I'm wondering if any of the photos on the wall above our table are of Tom Gillespie when our burgers arrive in plastic baskets surrounded by french fries. We pick up our sandwiches and marvel at the half-pound of meat.
"Obviously, it's a handmade patty," Bebout says, rotating the bun to check out the irregular shape of the ground beef. The condiments are artfully arranged on the well-toasted buns. The bottom one is spread with mustard and dressed with onion slices and dill pickle chips. There's lettuce and tomato on top of the burger, and the top bun is slathered with mayonnaise. We both take a couple of big bites. Then we look at each other with confused squints. The burgers taste good, but there's something about the meat that's not quite right.
The hamburger patties are a little too well behaved. When you bite into a hand-formed patty, you have to be careful, because the juicy meat fractures and falls apart in odd ways. At Adrian's Burger Bar in the Fifth Ward, I once caught half of a one-pound handmade hamburger patty with my shirt. But the half-pound patty here at Moore's Double Horn Grill is holding its shape perfectly, just like a frozen patty would.
Bebout studies his burger, and he looks suspiciously at mine. Then he makes a brilliant deduction. "Look at this," he says, pointing to a identical dent in each. "These patties are oddly shaped, but both of them have the exact same odd shape."
We take off the top buns and the lettuce and tomato to get a better look. Both patties have the same irregular circumference, and they're perfectly uniform in thickness. "Handmade hamburgers are like snowflakes," Bebout says. "No two are alike."
Bebout excuses himself and goes up to the counter under the guise of getting some more onions. There he proceeds to chat up the Greek owner some more. The man behind the counter opens the freezer and gives Bebout a frozen patty on a paper plate. My burger-eating compadre returns to the table, showing me the prize, his eyes wide and his mouth open in an exaggerated expression of mock terror that I can see but the counter man can't. The frozen half-pound patty has been formed into a sort of peanut shape, and there is a series of machine-made indentations across the top to break up the otherwise level surface. It is, in short, a fake handmade hamburger.
"There are actually three different shapes in each box," my brother, a restaurant purveyor, tells me. "He wasn't using them in the right order, or you never would have caught him."
The product is often called an "old-fashioned" frozen hamburger patty, he says, and it's been around for many years. Lots of meat companies make them, and all the big purveyors supply them. The meat packers give the patties odd shapes, generally two or three different ones in each box, so consumers don't suspect they're frozen. "They make frozen chicken-fried steaks in several different shapes like that, too," he says.
I complain that it's misleading to make people think they're getting a fresh product when it's actually frozen.
He disagrees. "In the food service industry, the opposite of fresh isn't frozen, it's spoiled," he says. "These days you have to be out of your mind to serve fresh hand-formed hamburger meat.
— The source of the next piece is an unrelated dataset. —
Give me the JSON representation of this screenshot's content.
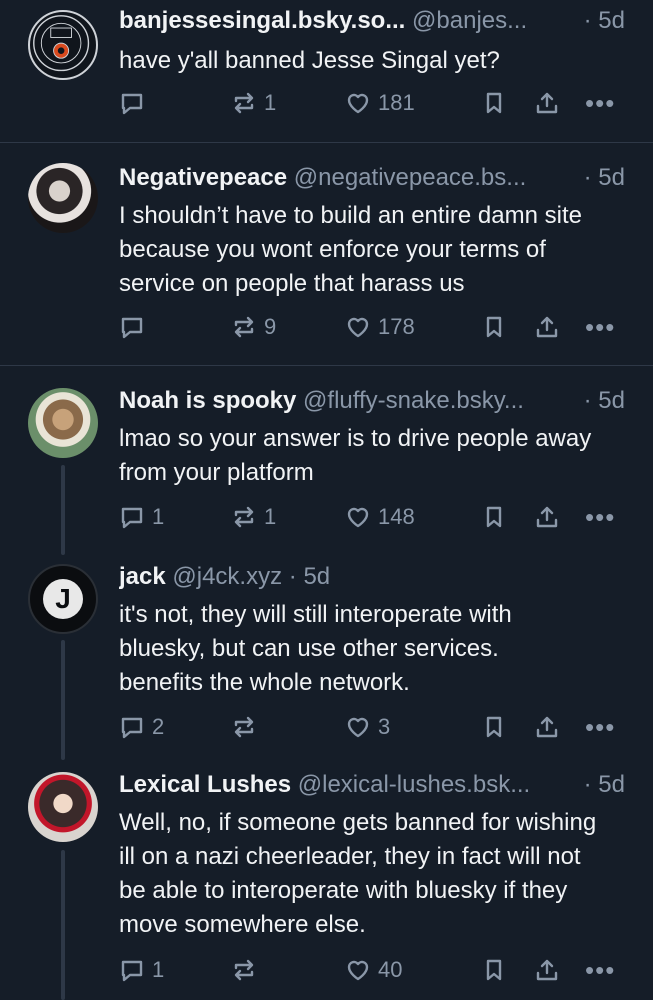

It's just too risky." He argues that the industry is trying to cut down on the risk of contamination associated with human handling. That's a nice sales pitch, I say, but it boils down to deceptive marketing.